> [Task objective]:
For the records below, tally the lines that include the word "Performance" and give only the tally.

(Data records begins)

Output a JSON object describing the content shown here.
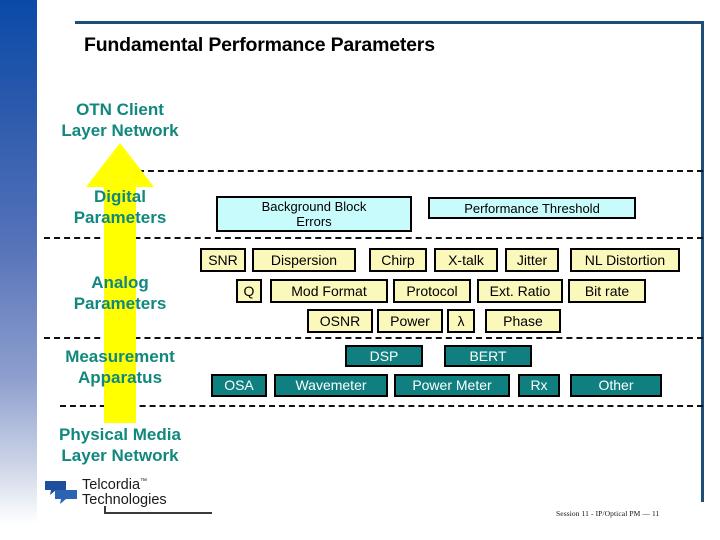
{
  "slide": {
    "title": "Fundamental Performance Parameters",
    "accent_navy": "#1f4e79",
    "label_teal": "#11887d",
    "arrow_color": "#ffff00",
    "cyan_fill": "#c8fbfb",
    "yellow_fill": "#fbf8bb",
    "teal_fill": "#0f7f7f"
  },
  "layers": [
    {
      "label": "OTN Client\nLayer Network"
    },
    {
      "label": "Digital\nParameters"
    },
    {
      "label": "Analog\nParameters"
    },
    {
      "label": "Measurement\nApparatus"
    },
    {
      "label": "Physical Media\nLayer Network"
    }
  ],
  "rows": {
    "digital": [
      {
        "label": "Background Block\nErrors",
        "style": "cyan"
      },
      {
        "label": "Performance Threshold",
        "style": "cyan"
      }
    ],
    "analog_row1": [
      {
        "label": "SNR",
        "style": "yellow"
      },
      {
        "label": "Dispersion",
        "style": "yellow"
      },
      {
        "label": "Chirp",
        "style": "yellow"
      },
      {
        "label": "X-talk",
        "style": "yellow"
      },
      {
        "label": "Jitter",
        "style": "yellow"
      },
      {
        "label": "NL Distortion",
        "style": "yellow"
      }
    ],
    "analog_row2": [
      {
        "label": "Q",
        "style": "yellow"
      },
      {
        "label": "Mod Format",
        "style": "yellow"
      },
      {
        "label": "Protocol",
        "style": "yellow"
      },
      {
        "label": "Ext. Ratio",
        "style": "yellow"
      },
      {
        "label": "Bit rate",
        "style": "yellow"
      }
    ],
    "analog_row3": [
      {
        "label": "OSNR",
        "style": "yellow"
      },
      {
        "label": "Power",
        "style": "yellow"
      },
      {
        "label": "λ",
        "style": "yellow"
      },
      {
        "label": "Phase",
        "style": "yellow"
      }
    ],
    "apparatus_row1": [
      {
        "label": "DSP",
        "style": "teal"
      },
      {
        "label": "BERT",
        "style": "teal"
      }
    ],
    "apparatus_row2": [
      {
        "label": "OSA",
        "style": "teal"
      },
      {
        "label": "Wavemeter",
        "style": "teal"
      },
      {
        "label": "Power Meter",
        "style": "teal"
      },
      {
        "label": "Rx",
        "style": "teal"
      },
      {
        "label": "Other",
        "style": "teal"
      }
    ]
  },
  "logo": {
    "line1": "Telcordia",
    "line2": "Technologies",
    "tm": "™"
  },
  "footer": {
    "text": "Session 11 - IP/Optical PM — 11"
  }
}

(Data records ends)

> [Answer for this exercise]:
2